At least a week before you intend to plant your potatoes, leave out your whole potatoes somewhere warm (ideally 60 to 70 degrees Fahrenheit). This can be in your kitchen or on your windowsill. The reason for this is that you want your potatoes to start sprouting, and you’ll notice little buds forming on the eyes -- the little pinpoints or divots that cover a potato.
Once your potato sprouts, take a sharp knife and carve little chunks of potatoes about two square inches thick. Each little chunk should have at least one eye or bud (two are better, but no more than that). If a potato is smaller than a golf ball, it’s okay to plant it whole. After you’ve cut your seed potatoes into smaller sizes, let them dry out for a couple of days. The cut parts of your seed potato pieces will form a hard skin, which will help prevent the potatoes from rotting. Don’t skip this step, especially if it’s your first time planting spuds.
How to Plant Potatoes
For thousands of years, our ancestors have planted potatoes in neat rows directly in the ground, and that’s still the most recommended method for planting potatoes. However, you don’t need to grow rows upon rows of these tubers if you have limited space (or don’t want a lot of potatoes). Planting potatoes directly in the ground, however, is recommended because potato plants need room to expand their roots and grow in size. While potted potato plants can work out, you may not get the same yield or size of potatoes.
Whether you’re planting a row of potatoes or a single plant, first start by digging a six- to eight-inch hole or trench in your garden bed. Make sure that the soil is tilled and loose, as this will help the potatoes grow much more easily. Place a potato chunk (or whole small potato) in the hole with the eyes facing up. If you’re planting a row of potatoes, space them out about 12 to 15 inches apart. If you’re planting multiple rows, space each row about three feet apart from each other. Cover your seed potatoes with no more than four inches of soil to begin with. As you see the plants growing, add more soil as needed.
Caring for Your Potato Plants
Once you have planted your potatoes, make sure they get between one to two inches of water each week. As a general rule, it’s good to have a rain gauge in your yard so you can keep track of how much rain your plants are getting and adjust the amount and frequency of water you give all your plants.

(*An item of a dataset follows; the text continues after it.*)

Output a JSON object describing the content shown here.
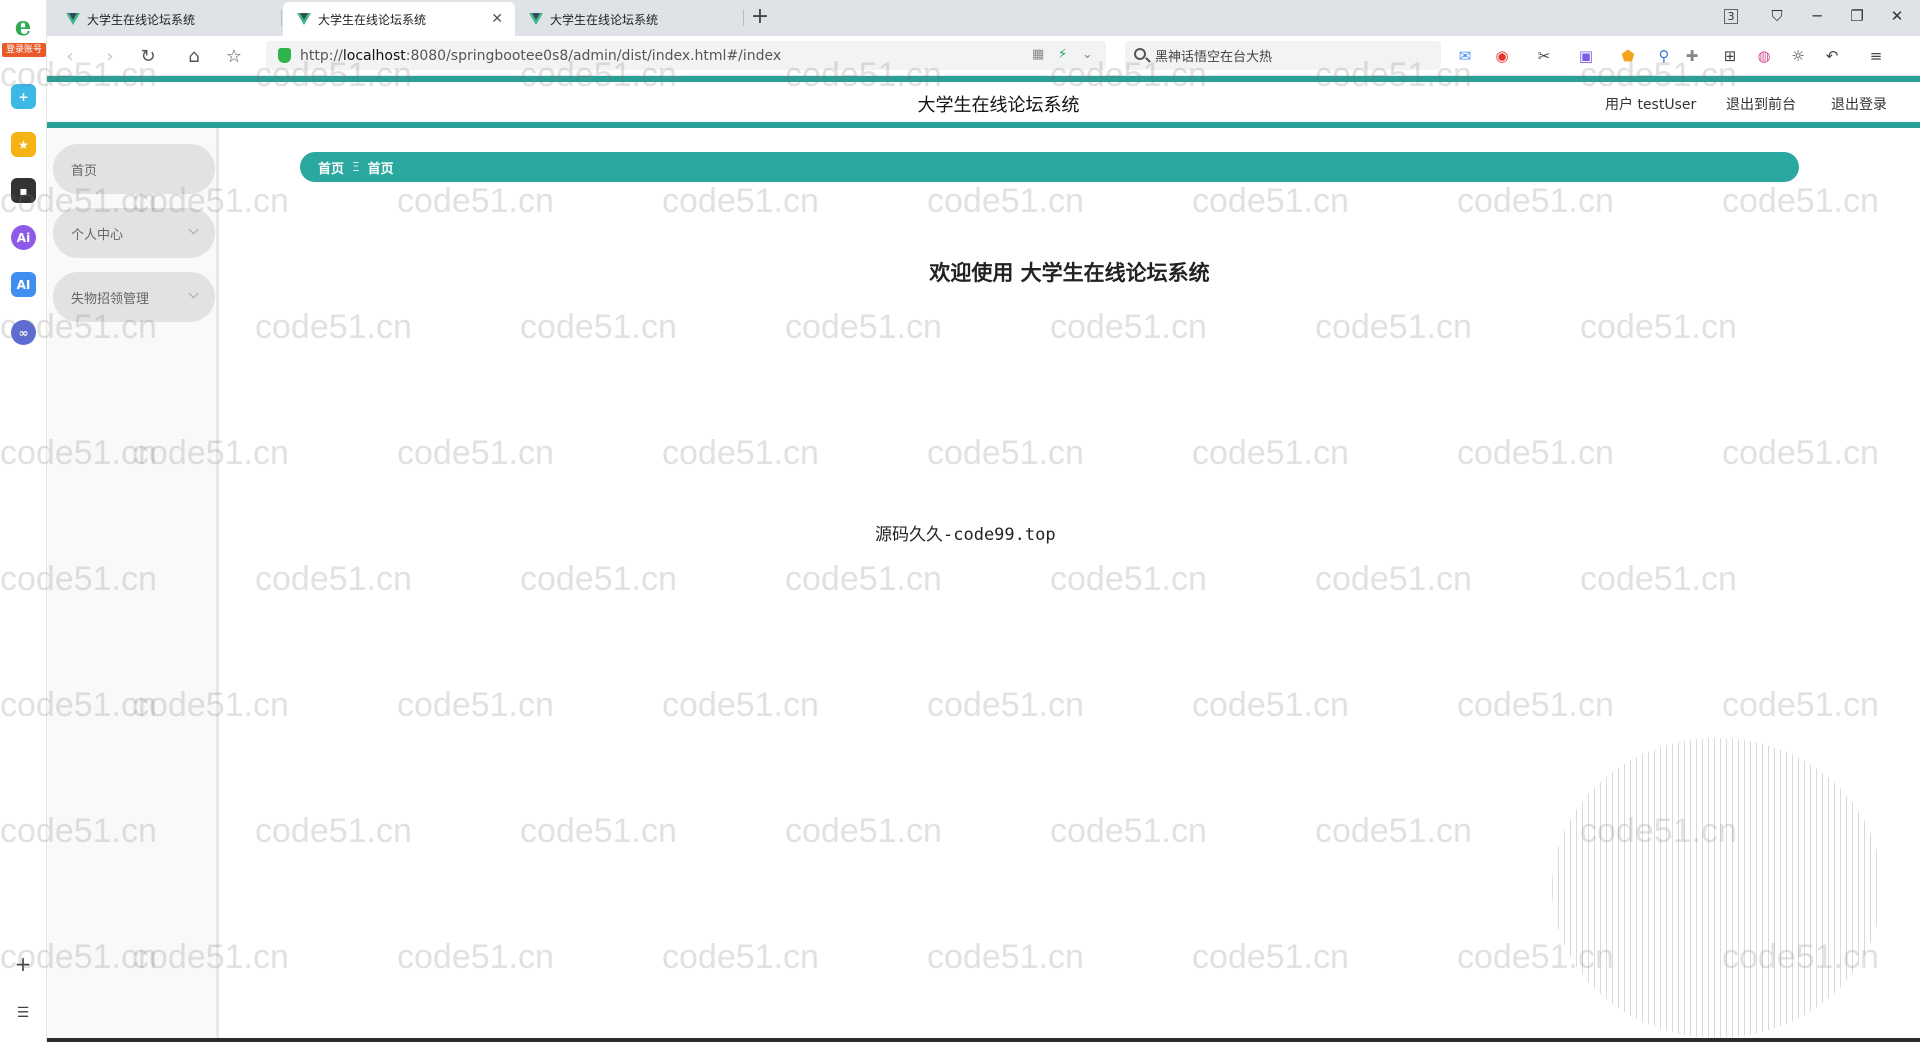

Once your potato plants start to flower, you need to be on top of watering and make sure that the soil is moist. This is a crucial time when the plant is creating potatoes underground and needs sunlight and adequate water for the potatoes to form and grow. Once the flowers turn yellow and the plant starts looking like it’s dying, don’t freak out! Your potatoes are still alive and well underground, but need time to cure to develop their flavors and textures. Do not water your plants during this time.
Harvesting Your Potatoes
You can harvest the potatoes you planted in different stages depending on how you want to enjoy them. Two to three weeks after your plants have stopped flowering, you’re ready to harvest baby potatoes, which are small, soft and tender. Carefully dig around the base of your plant and pick off the larger baby potatoes. Leave the small, marble-sized (and smaller) ones to grow a little bit more. Just take what you need to eat. You can leave the rest in the ground to continue growing. Be sure to cook them the same day.
Two to three weeks after the potato plant dies and dries out, you’re ready to dig up your mature taters. Use a garden fork to gently dig around your potato plants. Tap off any excess dirt. As with the baby potatoes, let the smaller potatoes mature a little bit longer if you wish. If you live in a dry place, leave the potatoes out on the ground for a couple of days. Alternatively, you can leave them inside your home, preferably under a fan. This drying process helps the potato skins to toughen up a little, which will help your potatoes last longer when you store them.